History of AvMA
AvMA was originally established in 1982 as Action for the Victims of Medical Accidents following public reaction to the television play Minor Complications by AvMA’s founder Peter Ransley.
The name was changed in 2003 to Action against Medical Accidents.
Since its inception, AvMA has provided advice and support to thousands of people affected by avoidable harm in healthcare each year and succeeded in bringing about massive changes to the way that the legal system deals with clinical negligence and in moving patient safety higher up the agenda in the UK.
The legal reforms of Lord Woolf and the creation of agencies such as the National Patient Safety Agency and Commission for Health Audit and Inspection (now the CQC) followed years of AvMA raising these issues and campaigning.
AvMA is also responsible for making clinical negligence a specialism within legal practice, and continues to accredit solicitors for its specialist panel and promote good practice through comprehensive services to claimant solicitors.
AvMA has gone on to be the leading voice for patients on patient safety and justice matters.
The charity was chosen as the National Patient Safety Agency’s (NPSA) partner in developing the Patients for Patient Safety and Patient Safety Champions projects. (The NPSA has since been abolished and its functions transferred to NHS England).
AvMA’s research into implementation (or otherwise) of Patient Safety Alerts by the NHS created a storm and was a wakeup call to make monitoring and regulation of the NHS more robust.
AvMA helped scores of families affected by events at Mid Staffordshire NHS Foundation Trust, campaigned for the public inquiry which eventually happened, and were a core participant in the inquiry.
AvMA are extensively quoted in Sir Robert Francis QC’s report and most of AvMA’s suggestions were taken up in his recommendations. Most notably, AvMA’s arguments for a statutory duty of candour were supported by Sir Robert and this strengthened the charity’s arm in trying to persuade the Government to accept it which, after a struggle, it did.

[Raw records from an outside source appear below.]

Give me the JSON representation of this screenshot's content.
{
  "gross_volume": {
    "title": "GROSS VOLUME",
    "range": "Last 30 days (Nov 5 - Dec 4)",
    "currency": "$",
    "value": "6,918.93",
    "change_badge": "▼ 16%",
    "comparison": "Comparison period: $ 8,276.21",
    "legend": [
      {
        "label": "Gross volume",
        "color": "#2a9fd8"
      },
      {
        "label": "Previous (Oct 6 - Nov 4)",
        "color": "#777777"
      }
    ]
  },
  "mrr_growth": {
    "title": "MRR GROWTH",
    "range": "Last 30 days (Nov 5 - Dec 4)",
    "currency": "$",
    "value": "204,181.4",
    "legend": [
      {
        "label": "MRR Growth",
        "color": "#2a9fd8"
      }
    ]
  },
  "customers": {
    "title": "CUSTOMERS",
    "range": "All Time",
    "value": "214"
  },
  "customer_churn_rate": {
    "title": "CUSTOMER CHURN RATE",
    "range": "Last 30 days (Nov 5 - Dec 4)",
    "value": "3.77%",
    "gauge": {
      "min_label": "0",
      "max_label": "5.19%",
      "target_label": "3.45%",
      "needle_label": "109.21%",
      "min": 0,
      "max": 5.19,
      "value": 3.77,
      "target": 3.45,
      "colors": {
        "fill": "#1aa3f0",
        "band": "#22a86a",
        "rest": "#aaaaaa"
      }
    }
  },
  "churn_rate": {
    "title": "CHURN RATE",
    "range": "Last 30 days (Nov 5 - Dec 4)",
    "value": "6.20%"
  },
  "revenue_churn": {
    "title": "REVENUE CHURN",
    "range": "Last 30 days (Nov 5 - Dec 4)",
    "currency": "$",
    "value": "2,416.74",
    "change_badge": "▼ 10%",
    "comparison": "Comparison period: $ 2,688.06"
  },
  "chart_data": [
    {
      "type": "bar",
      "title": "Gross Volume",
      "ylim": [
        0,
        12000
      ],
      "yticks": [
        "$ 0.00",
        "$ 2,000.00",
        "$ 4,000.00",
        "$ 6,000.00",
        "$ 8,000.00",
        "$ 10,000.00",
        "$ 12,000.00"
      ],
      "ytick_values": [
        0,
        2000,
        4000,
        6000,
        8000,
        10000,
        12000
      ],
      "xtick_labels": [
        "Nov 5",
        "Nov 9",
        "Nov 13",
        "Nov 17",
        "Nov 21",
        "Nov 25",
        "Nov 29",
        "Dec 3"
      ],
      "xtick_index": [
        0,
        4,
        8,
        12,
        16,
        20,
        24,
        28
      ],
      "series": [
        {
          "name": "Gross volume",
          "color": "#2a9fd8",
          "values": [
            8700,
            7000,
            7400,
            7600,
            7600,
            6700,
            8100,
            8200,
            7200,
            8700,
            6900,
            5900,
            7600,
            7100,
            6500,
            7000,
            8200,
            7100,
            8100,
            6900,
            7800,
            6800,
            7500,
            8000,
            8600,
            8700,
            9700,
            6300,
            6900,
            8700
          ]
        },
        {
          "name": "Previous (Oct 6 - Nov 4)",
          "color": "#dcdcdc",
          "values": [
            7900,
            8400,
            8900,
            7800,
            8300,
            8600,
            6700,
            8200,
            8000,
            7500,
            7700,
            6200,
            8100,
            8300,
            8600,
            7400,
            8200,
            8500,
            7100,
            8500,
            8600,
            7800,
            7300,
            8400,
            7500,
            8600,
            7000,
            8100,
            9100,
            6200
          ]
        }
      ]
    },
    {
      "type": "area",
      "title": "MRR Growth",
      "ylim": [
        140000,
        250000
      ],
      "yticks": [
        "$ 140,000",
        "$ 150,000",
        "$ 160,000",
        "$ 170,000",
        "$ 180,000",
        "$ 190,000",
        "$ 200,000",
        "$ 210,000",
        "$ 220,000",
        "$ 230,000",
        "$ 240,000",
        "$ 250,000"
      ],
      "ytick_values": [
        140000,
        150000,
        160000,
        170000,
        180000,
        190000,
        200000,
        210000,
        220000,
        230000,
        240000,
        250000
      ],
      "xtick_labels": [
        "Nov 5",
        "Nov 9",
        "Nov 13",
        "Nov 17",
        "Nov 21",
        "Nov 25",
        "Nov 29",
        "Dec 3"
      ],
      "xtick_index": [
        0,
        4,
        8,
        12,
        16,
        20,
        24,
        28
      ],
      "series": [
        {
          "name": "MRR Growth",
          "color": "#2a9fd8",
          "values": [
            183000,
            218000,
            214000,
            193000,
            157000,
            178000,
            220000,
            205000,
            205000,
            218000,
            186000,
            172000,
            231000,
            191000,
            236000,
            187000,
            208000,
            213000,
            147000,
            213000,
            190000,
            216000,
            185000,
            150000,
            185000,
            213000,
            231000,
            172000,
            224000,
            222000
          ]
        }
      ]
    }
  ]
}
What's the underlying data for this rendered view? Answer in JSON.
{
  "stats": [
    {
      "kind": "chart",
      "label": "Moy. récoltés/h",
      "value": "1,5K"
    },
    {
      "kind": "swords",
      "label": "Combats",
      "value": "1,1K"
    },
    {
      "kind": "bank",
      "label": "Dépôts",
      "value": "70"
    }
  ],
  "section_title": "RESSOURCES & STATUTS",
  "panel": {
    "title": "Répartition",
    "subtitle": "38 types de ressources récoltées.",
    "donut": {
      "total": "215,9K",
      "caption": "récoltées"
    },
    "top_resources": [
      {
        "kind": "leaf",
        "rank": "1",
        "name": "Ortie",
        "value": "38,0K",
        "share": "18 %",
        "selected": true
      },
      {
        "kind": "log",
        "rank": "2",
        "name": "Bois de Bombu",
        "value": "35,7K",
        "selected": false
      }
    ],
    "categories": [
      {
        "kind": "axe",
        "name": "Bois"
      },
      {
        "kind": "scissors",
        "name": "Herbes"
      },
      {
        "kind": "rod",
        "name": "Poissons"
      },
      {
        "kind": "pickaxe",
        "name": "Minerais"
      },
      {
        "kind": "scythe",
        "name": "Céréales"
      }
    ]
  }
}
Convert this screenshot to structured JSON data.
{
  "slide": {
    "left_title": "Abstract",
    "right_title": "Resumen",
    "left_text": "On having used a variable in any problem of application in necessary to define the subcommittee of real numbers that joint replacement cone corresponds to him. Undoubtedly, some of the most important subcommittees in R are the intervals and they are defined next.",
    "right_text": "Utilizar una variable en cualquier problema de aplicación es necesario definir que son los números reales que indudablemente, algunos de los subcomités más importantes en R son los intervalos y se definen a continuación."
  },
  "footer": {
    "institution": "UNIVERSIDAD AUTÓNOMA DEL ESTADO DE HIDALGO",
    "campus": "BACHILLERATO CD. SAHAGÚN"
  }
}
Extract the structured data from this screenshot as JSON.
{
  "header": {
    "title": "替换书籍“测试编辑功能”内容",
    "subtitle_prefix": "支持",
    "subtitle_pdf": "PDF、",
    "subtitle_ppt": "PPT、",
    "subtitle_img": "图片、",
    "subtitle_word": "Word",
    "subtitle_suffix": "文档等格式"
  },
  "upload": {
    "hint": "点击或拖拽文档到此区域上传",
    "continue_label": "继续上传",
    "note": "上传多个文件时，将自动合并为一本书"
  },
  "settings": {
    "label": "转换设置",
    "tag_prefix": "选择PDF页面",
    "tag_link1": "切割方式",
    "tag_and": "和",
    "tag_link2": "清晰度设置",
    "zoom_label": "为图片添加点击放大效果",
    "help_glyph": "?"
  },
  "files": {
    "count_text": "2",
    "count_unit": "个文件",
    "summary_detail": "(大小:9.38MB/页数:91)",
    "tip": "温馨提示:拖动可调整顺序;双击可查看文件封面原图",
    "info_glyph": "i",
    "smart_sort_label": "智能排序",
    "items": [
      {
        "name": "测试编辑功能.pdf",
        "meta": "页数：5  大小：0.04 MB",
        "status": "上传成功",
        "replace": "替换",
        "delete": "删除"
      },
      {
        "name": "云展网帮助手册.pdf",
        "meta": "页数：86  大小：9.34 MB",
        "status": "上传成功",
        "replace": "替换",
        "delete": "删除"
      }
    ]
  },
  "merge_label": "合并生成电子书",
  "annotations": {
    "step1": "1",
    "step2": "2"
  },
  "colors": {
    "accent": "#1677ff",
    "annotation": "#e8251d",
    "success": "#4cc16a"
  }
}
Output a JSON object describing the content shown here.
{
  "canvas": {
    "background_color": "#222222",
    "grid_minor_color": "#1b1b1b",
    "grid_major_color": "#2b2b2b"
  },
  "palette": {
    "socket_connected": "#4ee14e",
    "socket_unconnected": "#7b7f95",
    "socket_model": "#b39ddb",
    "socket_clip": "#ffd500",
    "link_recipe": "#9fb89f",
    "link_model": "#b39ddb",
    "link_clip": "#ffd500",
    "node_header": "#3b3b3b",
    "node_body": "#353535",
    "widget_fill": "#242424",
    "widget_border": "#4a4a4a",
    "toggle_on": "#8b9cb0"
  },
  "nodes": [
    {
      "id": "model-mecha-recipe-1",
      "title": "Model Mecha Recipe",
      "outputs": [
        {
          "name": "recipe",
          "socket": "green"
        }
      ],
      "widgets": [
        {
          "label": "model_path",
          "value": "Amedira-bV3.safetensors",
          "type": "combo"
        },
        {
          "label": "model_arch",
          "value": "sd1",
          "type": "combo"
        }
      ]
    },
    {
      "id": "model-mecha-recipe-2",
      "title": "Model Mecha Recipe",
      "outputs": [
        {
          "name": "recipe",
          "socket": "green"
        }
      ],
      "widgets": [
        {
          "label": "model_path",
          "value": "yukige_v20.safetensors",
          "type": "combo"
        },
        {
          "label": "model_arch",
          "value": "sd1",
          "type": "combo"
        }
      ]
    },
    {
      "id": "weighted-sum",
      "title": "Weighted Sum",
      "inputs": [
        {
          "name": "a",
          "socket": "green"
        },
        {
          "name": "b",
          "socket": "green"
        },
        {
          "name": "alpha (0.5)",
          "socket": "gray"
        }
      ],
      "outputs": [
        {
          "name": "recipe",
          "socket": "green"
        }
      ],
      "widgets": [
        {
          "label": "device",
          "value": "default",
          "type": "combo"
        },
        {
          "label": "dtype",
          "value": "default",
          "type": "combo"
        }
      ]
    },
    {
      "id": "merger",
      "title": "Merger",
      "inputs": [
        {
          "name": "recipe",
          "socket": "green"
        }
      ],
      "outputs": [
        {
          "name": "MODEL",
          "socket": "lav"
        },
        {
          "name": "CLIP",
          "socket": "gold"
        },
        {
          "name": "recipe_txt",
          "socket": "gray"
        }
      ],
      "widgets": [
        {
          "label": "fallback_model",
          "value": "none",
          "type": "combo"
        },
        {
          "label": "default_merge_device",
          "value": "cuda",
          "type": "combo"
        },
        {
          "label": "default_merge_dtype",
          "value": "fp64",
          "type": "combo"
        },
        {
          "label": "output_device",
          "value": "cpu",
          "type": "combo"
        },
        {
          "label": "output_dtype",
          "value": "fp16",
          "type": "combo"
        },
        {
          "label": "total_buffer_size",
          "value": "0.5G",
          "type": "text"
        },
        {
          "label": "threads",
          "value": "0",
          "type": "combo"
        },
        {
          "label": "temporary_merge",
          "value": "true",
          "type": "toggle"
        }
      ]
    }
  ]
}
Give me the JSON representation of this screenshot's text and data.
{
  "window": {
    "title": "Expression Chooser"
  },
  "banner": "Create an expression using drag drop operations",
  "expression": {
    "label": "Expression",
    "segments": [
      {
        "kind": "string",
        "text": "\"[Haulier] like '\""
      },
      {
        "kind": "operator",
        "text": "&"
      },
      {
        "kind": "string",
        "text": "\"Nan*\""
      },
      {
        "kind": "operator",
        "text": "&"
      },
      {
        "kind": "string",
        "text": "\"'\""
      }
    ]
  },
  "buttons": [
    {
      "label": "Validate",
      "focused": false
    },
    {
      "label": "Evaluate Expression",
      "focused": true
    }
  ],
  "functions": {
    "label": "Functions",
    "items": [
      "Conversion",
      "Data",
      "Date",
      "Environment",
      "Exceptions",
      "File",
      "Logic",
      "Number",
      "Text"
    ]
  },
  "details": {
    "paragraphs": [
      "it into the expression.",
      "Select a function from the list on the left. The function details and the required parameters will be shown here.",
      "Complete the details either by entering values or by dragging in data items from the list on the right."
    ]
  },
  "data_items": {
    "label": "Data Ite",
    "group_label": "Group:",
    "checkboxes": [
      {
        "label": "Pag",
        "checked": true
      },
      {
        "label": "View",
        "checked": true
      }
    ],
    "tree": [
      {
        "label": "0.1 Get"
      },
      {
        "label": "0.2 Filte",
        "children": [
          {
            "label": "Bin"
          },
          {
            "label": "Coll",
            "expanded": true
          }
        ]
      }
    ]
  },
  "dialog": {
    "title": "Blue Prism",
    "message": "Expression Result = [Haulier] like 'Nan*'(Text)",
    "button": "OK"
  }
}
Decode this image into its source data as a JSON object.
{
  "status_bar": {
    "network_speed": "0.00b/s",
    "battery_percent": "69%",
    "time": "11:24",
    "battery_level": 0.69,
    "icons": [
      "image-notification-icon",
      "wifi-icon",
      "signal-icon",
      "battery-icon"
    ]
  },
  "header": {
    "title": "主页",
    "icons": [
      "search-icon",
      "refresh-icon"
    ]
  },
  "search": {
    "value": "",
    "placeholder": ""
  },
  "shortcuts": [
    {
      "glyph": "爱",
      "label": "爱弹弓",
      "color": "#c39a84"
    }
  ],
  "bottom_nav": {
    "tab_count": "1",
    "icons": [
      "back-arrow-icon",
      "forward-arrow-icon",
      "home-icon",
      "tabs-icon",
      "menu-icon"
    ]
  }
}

More recently AvMA has led work which helped avoid the implementation of so-called ‘safe space’ proposals in England, which would have denied patients/families access to information from investigations into their own cases; the adoption of a statutory duty of candour in Scotland, Wales and Northern Ireland; and limiting the damage of controversial legal ‘reforms’ such as fixed recoverable costs in clinical negligence. For information on our current campaigns see our Policy & Campaigns section.